#### [Work order]
Return the data below unchanged, without images.

**********

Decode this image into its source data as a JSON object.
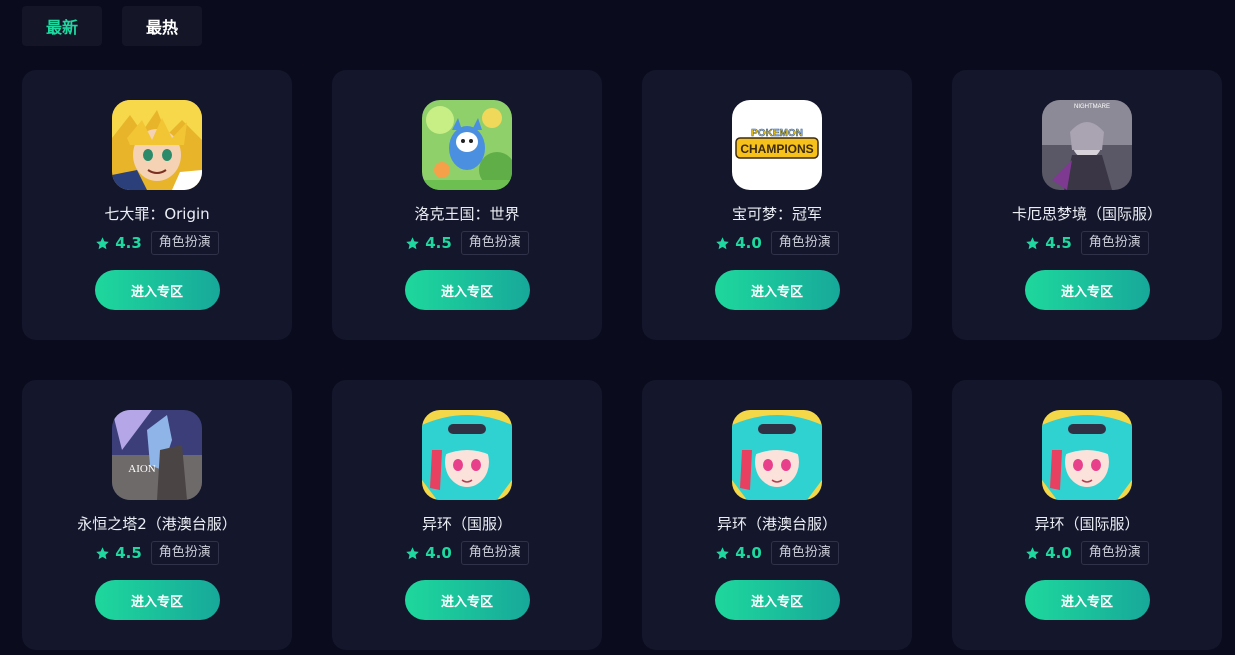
{
  "tabs": [
    {
      "label": "最新",
      "active": true
    },
    {
      "label": "最热",
      "active": false
    }
  ],
  "accent_color": "#1ed8a0",
  "games": [
    {
      "name": "七大罪：Origin",
      "rating": "4.3",
      "tag": "角色扮演",
      "button": "进入专区",
      "icon": "seven-deadly-sins-icon"
    },
    {
      "name": "洛克王国：世界",
      "rating": "4.5",
      "tag": "角色扮演",
      "button": "进入专区",
      "icon": "roco-kingdom-icon"
    },
    {
      "name": "宝可梦：冠军",
      "rating": "4.0",
      "tag": "角色扮演",
      "button": "进入专区",
      "icon": "pokemon-champions-icon",
      "icon_text": {
        "top": "POKEMON",
        "main": "CHAMPIONS"
      }
    },
    {
      "name": "卡厄思梦境（国际服）",
      "rating": "4.5",
      "tag": "角色扮演",
      "button": "进入专区",
      "icon": "chaos-zero-nightmare-icon",
      "icon_text": {
        "top": "NIGHTMARE"
      }
    },
    {
      "name": "永恒之塔2（港澳台服）",
      "rating": "4.5",
      "tag": "角色扮演",
      "button": "进入专区",
      "icon": "aion2-icon",
      "icon_text": {
        "main": "AION"
      }
    },
    {
      "name": "异环（国服）",
      "rating": "4.0",
      "tag": "角色扮演",
      "button": "进入专区",
      "icon": "neverness-to-everness-icon"
    },
    {
      "name": "异环（港澳台服）",
      "rating": "4.0",
      "tag": "角色扮演",
      "button": "进入专区",
      "icon": "neverness-to-everness-icon"
    },
    {
      "name": "异环（国际服）",
      "rating": "4.0",
      "tag": "角色扮演",
      "button": "进入专区",
      "icon": "neverness-to-everness-icon"
    }
  ]
}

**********

#### [Written reply]
Decode this image into its source data as a JSON object.
{
  "tabs": [
    {
      "label": "最新",
      "active": true
    },
    {
      "label": "最热",
      "active": false
    }
  ],
  "accent_color": "#1ed8a0",
  "games": [
    {
      "name": "七大罪：Origin",
      "rating": "4.3",
      "tag": "角色扮演",
      "button": "进入专区",
      "icon": "seven-deadly-sins-icon"
    },
    {
      "name": "洛克王国：世界",
      "rating": "4.5",
      "tag": "角色扮演",
      "button": "进入专区",
      "icon": "roco-kingdom-icon"
    },
    {
      "name": "宝可梦：冠军",
      "rating": "4.0",
      "tag": "角色扮演",
      "button": "进入专区",
      "icon": "pokemon-champions-icon",
      "icon_text": {
        "top": "POKEMON",
        "main": "CHAMPIONS"
      }
    },
    {
      "name": "卡厄思梦境（国际服）",
      "rating": "4.5",
      "tag": "角色扮演",
      "button": "进入专区",
      "icon": "chaos-zero-nightmare-icon",
      "icon_text": {
        "top": "NIGHTMARE"
      }
    },
    {
      "name": "永恒之塔2（港澳台服）",
      "rating": "4.5",
      "tag": "角色扮演",
      "button": "进入专区",
      "icon": "aion2-icon",
      "icon_text": {
        "main": "AION"
      }
    },
    {
      "name": "异环（国服）",
      "rating": "4.0",
      "tag": "角色扮演",
      "button": "进入专区",
      "icon": "neverness-to-everness-icon"
    },
    {
      "name": "异环（港澳台服）",
      "rating": "4.0",
      "tag": "角色扮演",
      "button": "进入专区",
      "icon": "neverness-to-everness-icon"
    },
    {
      "name": "异环（国际服）",
      "rating": "4.0",
      "tag": "角色扮演",
      "button": "进入专区",
      "icon": "neverness-to-everness-icon"
    }
  ]
}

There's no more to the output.